RANDI WEINGARTEN: Yes, there's a lot of-- look, there's a lot of positives that came. I mean, let me say it this way, thank Ukraine. If we had not had remote learning and those platforms and learning about those platforms, think about all those kids in Ukraine and in the outskirts of Ukraine, all those refugees who every single day for the rest of this particular school year from February to now have been engaged with their teachers on remote education.

Remote education is necessary in times of great strife, but we should be in-person. In-person learning, developing the relationships, having the give and take obviously it's most important. And our union has tried to get us back to being in school since April of 2020. But the bottom line is, we, at the beginning of the pandemic when there was no standard operating procedure manual, we gave teachers great latitude to figure it out.

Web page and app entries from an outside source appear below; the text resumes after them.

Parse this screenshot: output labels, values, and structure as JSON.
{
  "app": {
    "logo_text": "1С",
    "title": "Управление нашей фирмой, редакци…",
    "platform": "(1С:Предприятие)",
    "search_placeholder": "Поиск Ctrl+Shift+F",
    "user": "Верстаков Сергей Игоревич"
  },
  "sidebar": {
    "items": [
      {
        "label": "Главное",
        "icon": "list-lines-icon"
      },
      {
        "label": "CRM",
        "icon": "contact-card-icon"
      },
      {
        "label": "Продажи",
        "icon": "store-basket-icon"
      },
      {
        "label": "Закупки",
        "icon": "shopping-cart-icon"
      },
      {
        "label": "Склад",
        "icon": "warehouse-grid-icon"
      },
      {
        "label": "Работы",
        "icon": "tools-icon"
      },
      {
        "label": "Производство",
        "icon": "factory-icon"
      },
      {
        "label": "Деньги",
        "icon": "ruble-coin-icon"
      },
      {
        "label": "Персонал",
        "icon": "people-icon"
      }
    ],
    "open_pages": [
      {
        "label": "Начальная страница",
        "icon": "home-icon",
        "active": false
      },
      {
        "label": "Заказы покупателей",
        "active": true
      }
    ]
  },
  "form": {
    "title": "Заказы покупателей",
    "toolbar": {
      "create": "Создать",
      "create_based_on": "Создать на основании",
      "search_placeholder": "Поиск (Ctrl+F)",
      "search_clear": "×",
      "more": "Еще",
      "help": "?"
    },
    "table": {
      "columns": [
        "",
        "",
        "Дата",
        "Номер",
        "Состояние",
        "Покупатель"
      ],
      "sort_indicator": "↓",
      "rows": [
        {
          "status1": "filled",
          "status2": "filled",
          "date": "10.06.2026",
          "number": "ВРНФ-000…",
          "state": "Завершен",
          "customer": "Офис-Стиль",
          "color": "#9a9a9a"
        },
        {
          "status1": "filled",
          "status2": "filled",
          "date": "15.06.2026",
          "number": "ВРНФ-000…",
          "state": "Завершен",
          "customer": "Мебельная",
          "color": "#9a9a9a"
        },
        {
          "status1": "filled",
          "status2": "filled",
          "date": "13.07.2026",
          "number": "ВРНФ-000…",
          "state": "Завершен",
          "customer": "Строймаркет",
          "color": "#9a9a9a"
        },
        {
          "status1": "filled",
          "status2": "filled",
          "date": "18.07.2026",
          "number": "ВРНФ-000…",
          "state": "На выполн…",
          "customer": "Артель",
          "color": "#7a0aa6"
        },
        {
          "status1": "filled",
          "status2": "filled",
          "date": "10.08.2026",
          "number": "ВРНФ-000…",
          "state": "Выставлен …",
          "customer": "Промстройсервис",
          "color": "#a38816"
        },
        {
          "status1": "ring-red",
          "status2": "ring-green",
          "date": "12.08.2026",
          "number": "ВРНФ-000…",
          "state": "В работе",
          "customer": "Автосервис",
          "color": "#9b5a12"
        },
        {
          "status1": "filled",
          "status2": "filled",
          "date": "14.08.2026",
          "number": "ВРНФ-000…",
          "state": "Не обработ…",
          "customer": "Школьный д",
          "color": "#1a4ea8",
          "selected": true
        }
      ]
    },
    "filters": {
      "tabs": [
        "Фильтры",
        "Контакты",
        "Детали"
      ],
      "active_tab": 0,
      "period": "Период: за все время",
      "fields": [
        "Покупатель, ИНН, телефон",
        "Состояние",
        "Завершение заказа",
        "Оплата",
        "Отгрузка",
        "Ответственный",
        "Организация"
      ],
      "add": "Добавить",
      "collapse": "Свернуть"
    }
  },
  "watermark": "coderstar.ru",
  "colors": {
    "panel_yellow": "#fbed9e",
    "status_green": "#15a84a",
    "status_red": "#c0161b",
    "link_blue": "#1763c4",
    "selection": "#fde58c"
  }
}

And parents were really, really grateful. In fact, they've been grateful for the whole time about what their kid's teachers have done. So give teachers the kind of latitude, the kind of freedom to do what they did at the beginning of this pandemic. Teachers want to make a difference in the lives of kids. Let's actually try something new. Let's give them the conditions to do what they need to do to help kids. And let's give them the latitude to do that.

When I say don't let politics interfere, take the issues of just what happened in terms of Buffalo. Do you know how many teachers have said to me, I don't know if I can teach what happened in Buffalo, the terrible shooting in Buffalo, which we had racist motivation. Given these new laws in so many of these states, they don't know if they can teach it.

To me, as a social studies teacher, what am I going to do when a kid asked me a question about what happened in Buffalo? What did this young man do? Why did he do that? How do I not teach about the Buffalo manifesto that kid did? So give us the latitude to actually teach. If you trust us enough to hold guns, trust us enough to do the stuff that we have been trained to do.

- Randi, in terms of what you can specifically do, because teachers it's an extremely, extremely tough time. We were just talking about the shootings, the political discord, COVID, the changes that we have seen in the classroom with school from home, just exactly what that's going to look like going forward. What are you doing to better support teachers today?

RANDI WEINGARTEN: Thank you for that question. Well, we're doing a lot of things. Number one, we put together a trauma benefit for all of our members. We made it available for everyone for free. So any of our members who need that benefit, no questions asked, they have it. And if you're a member of ours, go to AFT.org, you'll find out all about that benefit.

Number two, we started a few years ago something called Share My Lesson, which is a sharing platform for anyone. And we made it for free. We're almost at 2 million members for Share My Lesson. For anybody who wants it, it's called ShareMyLesson.org. Just go there for free. And there's lots and lots of lessons on everything. And we have that.

Number three, we just did a shortage task force. And we're going to release all the recommendations at our convention this summer. And number four, it's the relationships. What a union does is creates relationships and working together and people need those relationships. And we need to be working with members and with parents. And that's what we're trying to do going into next year.

And number five, another thing for the public as well as our members, we have something where we're giving out a million books throughout the country. We call it Reading Opens the World. We're doing it in book fairs throughout. And the joy that we see when we put books in the hands-- books that people choose, because they'll choose from 11,000 or 40,000 books in some of these book drives.

We want to recreate the joy of reading. So we're fighting for common sense gun laws but we're also fighting to get the fundamentals done in schools so that every single public school is a place where parents want to send their kids, educators want to work, and kids thrive.

- Randi, it's great to have you. Extremely important topic. Randi Weingarten, American Federation of Teachers President. Thank you so much for taking the time to join us in our first in studio guest here on the show post COVID.